time, duration, location, owner of property, occupant, business, value
of real and personal property, insurance, and with whom, cause of fire,
etc. The department is in a high state of efficiency, and the
expenditure sixteen thousand dollars per annum.
CAMDEN HOOK-AND-LADDER COMPANY,
No. 1, with headquarters at N.W. corner of Fifth Street and Arch, was
organized in 1869, and is connected with Camden Engine Company, No. 2.
The building is a two-story brick, twenty-four by fifty-five feet,
adjoining the building of the engine company. The company is equipped
with one ladder-truck (forty-five feet long, mounting nine ladders, one
being an extension ladder, of the "Leverich Patent,"
sixty-three feet in length), one battering ram, two fire extinguishers,
four buckets, two axes, four pitchforks, one crowbar, four lamps, etc.
In the stables are two large and well-trained horses. The roster of the
company is as follows: Tillerman, Amedee Middleton; Driver, Benjamin L.
Kellum; Laddermen, Thomas Walton and John W. Toy; Cell-men, William
Doughten, Peter S. Gray, John Gray and Charles A. Todd.
CAMDEN STEAM FIRE-ENGINE COMPANY,
No. 1, was organized in 1869. Their building, on Pine Street, near
Fourth, is a three-story brick, twenty by ninety-four feet in
dimensions, and was formerly used by the Independence, but is now owned
by the city. The equipments consist of one second-class steam
fire-engine, made by the Amoskeag Manufacturing Company, of Manchester,
New Hampshire; one hose-cart, made by the Silsby Company, of Seneca
Falls, N.Y.; three horses, sixteen hundred feet of good hose, axes,
lamps, etc.

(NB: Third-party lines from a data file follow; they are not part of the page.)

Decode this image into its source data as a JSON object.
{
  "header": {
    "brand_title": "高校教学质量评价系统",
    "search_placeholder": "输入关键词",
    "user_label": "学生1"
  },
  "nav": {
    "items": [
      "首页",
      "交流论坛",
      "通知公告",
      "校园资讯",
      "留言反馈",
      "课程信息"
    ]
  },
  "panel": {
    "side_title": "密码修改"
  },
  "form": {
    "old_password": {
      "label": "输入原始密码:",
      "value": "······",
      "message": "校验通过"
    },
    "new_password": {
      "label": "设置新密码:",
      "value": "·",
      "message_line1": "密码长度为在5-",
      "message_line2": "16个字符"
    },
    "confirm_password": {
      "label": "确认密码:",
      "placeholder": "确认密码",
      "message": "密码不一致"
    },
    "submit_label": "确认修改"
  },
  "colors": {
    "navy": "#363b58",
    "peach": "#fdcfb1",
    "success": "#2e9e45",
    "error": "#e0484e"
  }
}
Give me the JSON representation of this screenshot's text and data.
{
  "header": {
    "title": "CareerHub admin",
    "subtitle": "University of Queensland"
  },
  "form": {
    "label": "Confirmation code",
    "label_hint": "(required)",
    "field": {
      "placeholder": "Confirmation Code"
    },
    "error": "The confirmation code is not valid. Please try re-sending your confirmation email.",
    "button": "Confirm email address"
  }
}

The third story of the building is used as a lodge-room, and
the second story used by the company, with sitting-room, bunk-room, etc.
The roster of the company for 1886 is as follows: Foreman, John A.
Stockton; Engineer, G. Rudolph
Tenner; Driver, William
William W. Laird; Hosemen, Wilson Bromley and Jacob F.
William Deith, Andrew
Miller, William Bogia and
STEAM FIRE-ENGINE COMPANY, No.
2, is located at the corner of Fifth Street and Arch, the head-quarters
of the Paid Fire Department. The building is a two-story brick,
twenty-four by seventy feet. The ground floor has two connections with
the hook-and-ladder building. The outfit consists of one steam
fire-engine, second-class, made by the Gould Machine Company, of Newark,
N.J., one No. 2 Amoskeag steam fire engine, one carriage and a
supply-wagon. In the second story is a large reception room, a sleeping
room with thirteen beds, and a battery room. The Gould steam fire engine is only used on extra occasions, or when the urgency of the
case demands. The following is a complete roster of officers and men at
Chief Engineer, Samuel S.
Engineer, Samuel S.
Buzine; Extra Engineer, Jacob W. Kellum; Foreman,
Harry C. Grosscup; Engineer, William Morris; Driver of Engine, C.B.
Harvey; Stoker, Frank Turner; Hosemen, Chas. Robinson, Isaac Shreeves;
Call-men, James Carey, Logan Bates, William Lyons, Howard Currie.
chiefs of the Paid Fire Department have been William Abels, Robert S. Bender
(second term), Robert S. Bender,
Henry F. Surault,
Samuel S. Elfreth,
Daniel A. Carter,
Samuel S. Elfreth
term). The committee on fire apparatus for 1886 are— Chairman, Saml.
R. Murray; Wm. B.E. Miller, Geo. S.
West, David B. Campbell, James
Godfrey; Clerk, D. Cooper Carman.